Osaka, which is usually pronounced just “Osaka,” is a designated city in Japan’s Kansai prefecture on the island of Honshu. The third most populous city in Japan, after Special wards of Tokyo and Yokohama, it serves as the capital and largest city of Osaka Prefecture. It is also the largest part of the Keihanshin Metropolitan …

Kawasaki – Kanagawa

One of the major cities in the Greater Tokyo Area and the Keihin Industrial Area is Kawasaki (Kawasaki-shi), which is located in the Kanagawa Prefecture of Japan. After Yokohama, it is the second most populous city in Kanagawa Prefecture and the eighth most populous city in all of Japan (including the Tokyo Metropolitan Area). With …

Okinawa Island

The largest of Japan’s Ryukyu (Nansei) Islands, Okinawa Island is located in the Kyushu area. Of Japan’s five main islands, this one is the smallest and least populous. The island has a total size of 1,206.98 square kilometers, is around 106 kilometers (66 mi) long, and is typically 11 kilometers (7 mi) wide (466.02 sq …

Japanese rail travel

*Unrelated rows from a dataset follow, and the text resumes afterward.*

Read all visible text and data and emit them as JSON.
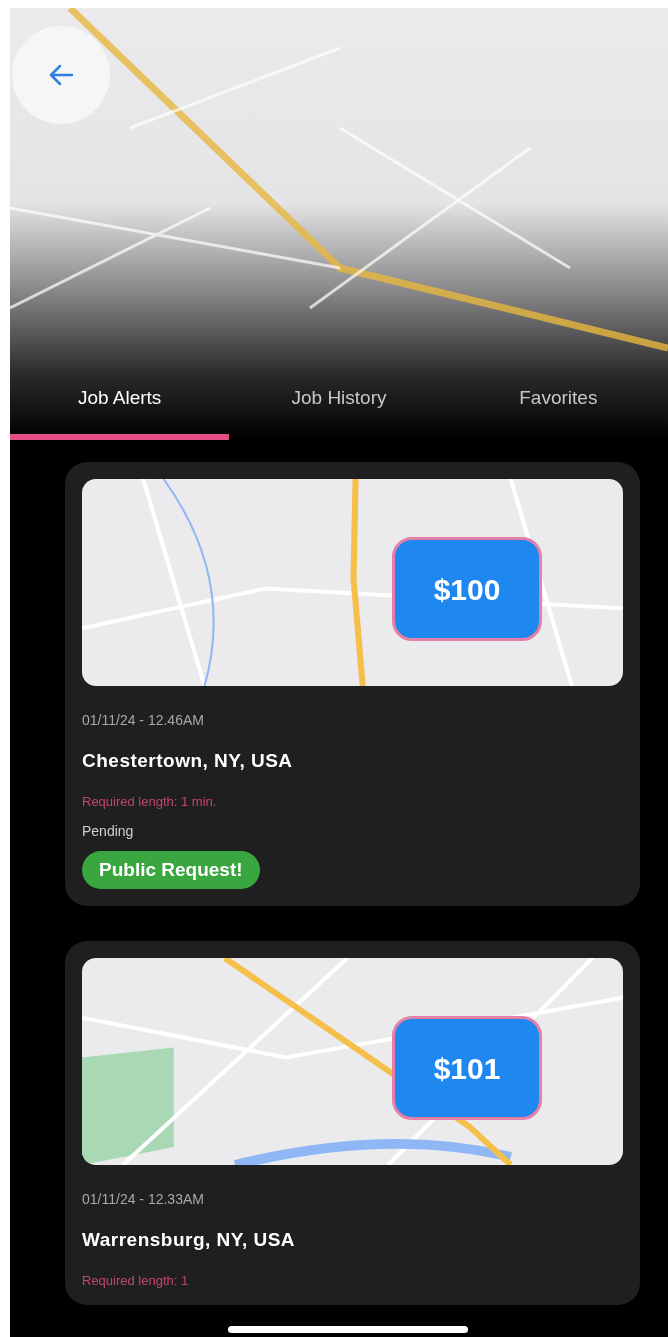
{
  "tabs": [
    {
      "label": "Job Alerts",
      "selected": true
    },
    {
      "label": "Job History",
      "selected": false
    },
    {
      "label": "Favorites",
      "selected": false
    }
  ],
  "jobs": [
    {
      "price": "$100",
      "date": "01/11/24 - 12.46AM",
      "location": "Chestertown, NY, USA",
      "required_length": "Required length: 1 min.",
      "status": "Pending",
      "badge": "Public Request!"
    },
    {
      "price": "$101",
      "date": "01/11/24 - 12.33AM",
      "location": "Warrensburg, NY, USA",
      "required_length": "Required length: 1"
    }
  ]
}
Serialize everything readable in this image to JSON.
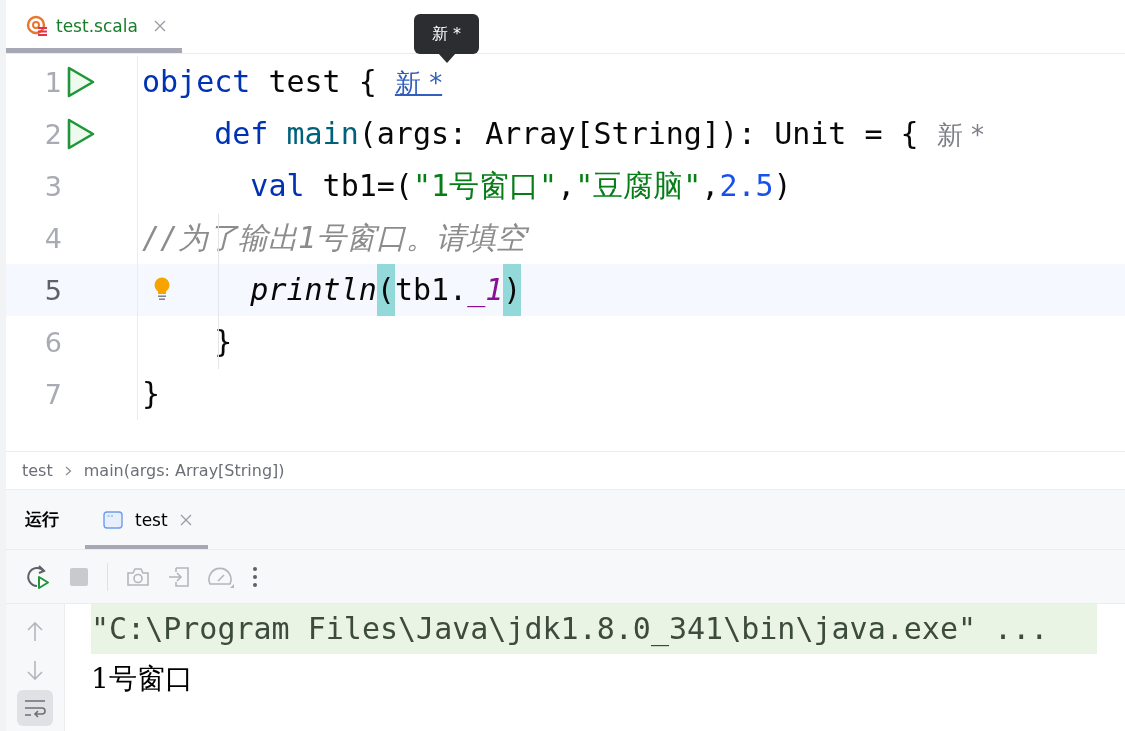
{
  "editor_tabs": [
    {
      "label": "test.scala",
      "selected": true
    }
  ],
  "tooltip": {
    "text": "新 *"
  },
  "code_lines": [
    {
      "number": "1",
      "runnable": true,
      "current": false,
      "tokens": [
        {
          "kind": "keyword",
          "text": "object"
        },
        {
          "kind": "plain",
          "text": " test { "
        },
        {
          "kind": "hint",
          "text": "新 *",
          "hovered": true
        }
      ]
    },
    {
      "number": "2",
      "runnable": true,
      "current": false,
      "tokens": [
        {
          "kind": "keyword",
          "text": "    def"
        },
        {
          "kind": "function",
          "text": " main"
        },
        {
          "kind": "plain",
          "text": "(args: Array[String]): Unit = { "
        },
        {
          "kind": "hint",
          "text": "新 *",
          "hovered": false
        }
      ]
    },
    {
      "number": "3",
      "current": false,
      "tokens": [
        {
          "kind": "keyword",
          "text": "      val"
        },
        {
          "kind": "plain",
          "text": " tb1=("
        },
        {
          "kind": "string",
          "text": "\"1号窗口\""
        },
        {
          "kind": "plain",
          "text": ","
        },
        {
          "kind": "string",
          "text": "\"豆腐脑\""
        },
        {
          "kind": "plain",
          "text": ","
        },
        {
          "kind": "number",
          "text": "2.5"
        },
        {
          "kind": "plain",
          "text": ")"
        }
      ]
    },
    {
      "number": "4",
      "current": false,
      "tokens": [
        {
          "kind": "comment",
          "text": "//为了输出1号窗口。请填空"
        }
      ]
    },
    {
      "number": "5",
      "intention": true,
      "current": true,
      "tokens": [
        {
          "kind": "call",
          "text": "      println"
        },
        {
          "kind": "paren",
          "text": "(",
          "highlighted": true
        },
        {
          "kind": "plain",
          "text": "tb1."
        },
        {
          "kind": "field",
          "text": "_1"
        },
        {
          "kind": "paren",
          "text": ")",
          "highlighted": true
        }
      ]
    },
    {
      "number": "6",
      "current": false,
      "tokens": [
        {
          "kind": "plain",
          "text": "    }"
        }
      ]
    },
    {
      "number": "7",
      "current": false,
      "tokens": [
        {
          "kind": "plain",
          "text": "}"
        }
      ]
    }
  ],
  "breadcrumbs": [
    "test",
    "main(args: Array[String])"
  ],
  "run_panel": {
    "title": "运行",
    "tabs": [
      {
        "label": "test",
        "selected": true
      }
    ]
  },
  "toolbar": [
    {
      "kind": "rerun",
      "disabled": false
    },
    {
      "kind": "stop",
      "disabled": true
    },
    {
      "kind": "separator"
    },
    {
      "kind": "camera",
      "disabled": true
    },
    {
      "kind": "exit",
      "disabled": true
    },
    {
      "kind": "gauge",
      "disabled": true
    },
    {
      "kind": "more",
      "disabled": false
    }
  ],
  "console_side": [
    {
      "kind": "up",
      "on": false
    },
    {
      "kind": "down",
      "on": false
    },
    {
      "kind": "wrap",
      "on": true
    }
  ],
  "console_lines": [
    {
      "kind": "command",
      "text": "\"C:\\Program Files\\Java\\jdk1.8.0_341\\bin\\java.exe\" ..."
    },
    {
      "kind": "output",
      "text": "1号窗口"
    }
  ]
}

In Japan, rail travel is a significant mode of passenger transportation, particularly for high-speed, mass transit between large cities and for commuter transportation in urban regions. Just 0.84% of the movement of goods use it for freight transportation, which is a very small percentage. The privatized network runs extremely punctually, efficiently, and with minimal support. …

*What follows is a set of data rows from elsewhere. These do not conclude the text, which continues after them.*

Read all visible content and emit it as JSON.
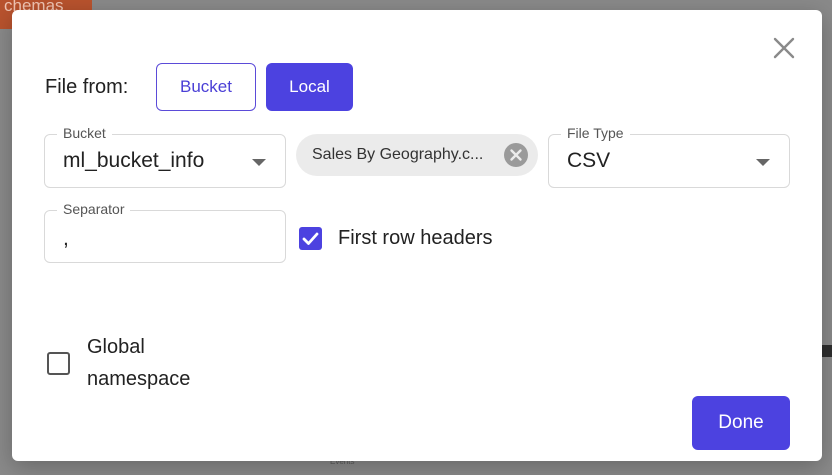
{
  "background": {
    "tab_label": "chemas",
    "footer_text": "Events"
  },
  "modal": {
    "file_from_label": "File from:",
    "source_options": [
      "Bucket",
      "Local"
    ],
    "selected_source": "Local",
    "bucket_field": {
      "label": "Bucket",
      "value": "ml_bucket_info"
    },
    "file_chip": {
      "label": "Sales By Geography.c..."
    },
    "file_type_field": {
      "label": "File Type",
      "value": "CSV"
    },
    "separator_field": {
      "label": "Separator",
      "value": ","
    },
    "first_row_headers": {
      "label": "First row headers",
      "checked": true
    },
    "global_namespace": {
      "line1": "Global",
      "line2": "namespace",
      "checked": false
    },
    "done_label": "Done",
    "colors": {
      "accent": "#4c42e0",
      "chip_bg": "#ebebeb"
    },
    "icons": {
      "close": "close-icon",
      "dropdown": "chevron-down-icon",
      "chip_remove": "cancel-circle-icon",
      "check": "check-icon"
    }
  }
}
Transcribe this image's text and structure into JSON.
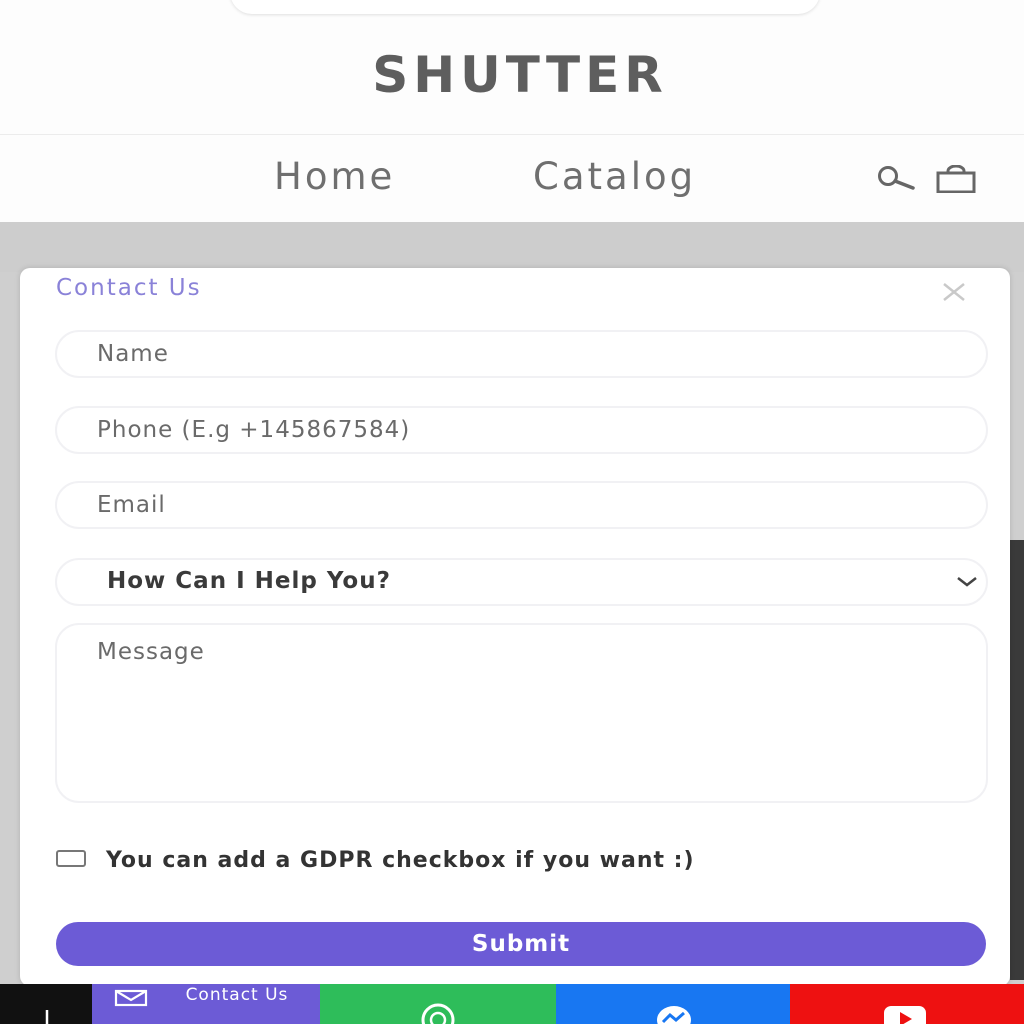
{
  "header": {
    "logo": "SHUTTER",
    "nav": [
      {
        "label": "Home"
      },
      {
        "label": "Catalog"
      }
    ],
    "icons": [
      "search-icon",
      "shopping-bag-icon"
    ]
  },
  "contact_form": {
    "title": "Contact Us",
    "close_icon": "close-icon",
    "name_placeholder": "Name",
    "phone_placeholder": "Phone (E.g +145867584)",
    "email_placeholder": "Email",
    "help_select": {
      "selected": "How Can I Help You?"
    },
    "message_placeholder": "Message",
    "gdpr_label": "You can add a GDPR checkbox if you want :)",
    "gdpr_checked": false,
    "submit_label": "Submit",
    "accent_color": "#6c5bd6"
  },
  "bottom_bar": {
    "contact_label": "Contact Us",
    "items": [
      "arrow-up-icon",
      "mail-icon",
      "whatsapp-icon",
      "messenger-icon",
      "youtube-icon"
    ],
    "colors": {
      "contact": "#6c5bd6",
      "whatsapp": "#2ebd5a",
      "messenger": "#1877f2",
      "youtube": "#ee1111"
    }
  }
}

Samurai and Bushi are commonly used interchangeably

“Bushi” is frequently used interchangeably with “samurai.” one of the top sources for information regarding Tokugawa Japan. Even though the two phrases are frequently used interchangeably, it is important to realize that they differ if one applies a rigorous definition of “samurai.” Two Chinese characters, “bu” (which means “military” or “martial”) and “shi,” which means …

The Heart of Japan – Honshū

The largest island in Japan, Honshu, is frequently referred to be the country’s mainland. In addition to providing significant ecological diversity from north to south and east to west, Honshu’s mountainous spine separates the Pacific coast from the Sea of Japan coast and produces regional meteorological effects. These regional and local climate patterns then have …

Bannermen (Hatamoto)

The bannermen (hatamoto) and the gokenin made formed the Tokugawa shogun’s retainer band (also known as liege vassals), which comprised two sections totaling roughly 22,000 men (house men). In 1700, the territories officially awarded to the two types of liege vassals totaled 2,606,545 koku, as opposed to the 4,213,171 koku immediately owned by the shogunate. …

Samurai Armor

Military tools (bugu), or items used in battle for both offensive and defense, are within the broad category of armor. It included a helmet, a mask, two shoulder pads, arm guards, a cuirass, various lower-abdomen defensive components, and thigh and shin guards. The two main functions of armor were to provide protection to the warrior …

Arai Hakuseki (1657-1725)

Arai Hakuseki, a Confucian scholar and official, advised the shoguns Tokugawa Ienobu and Ietsugu in the early eighteenth century and contributed to influencing economic and diplomatic policies. When Ietsugu passed away, Hakuseki resigned from his position as secretary of state and started a career as a prolific writer of Japanese history, political philosophy, military arts, …

Samurai – Ambassadors

After Japan was opened to Western countries in 1853, samurai once again played a significant diplomatic and foreign policy role in the nation’s foreign relations. The Tenshô embassy (1582-1590) and the Keichô embassy (1613-1620) were diplomatic missions dispatched to Europe earlier in order to foster trade relations at a time when the continent was relatively …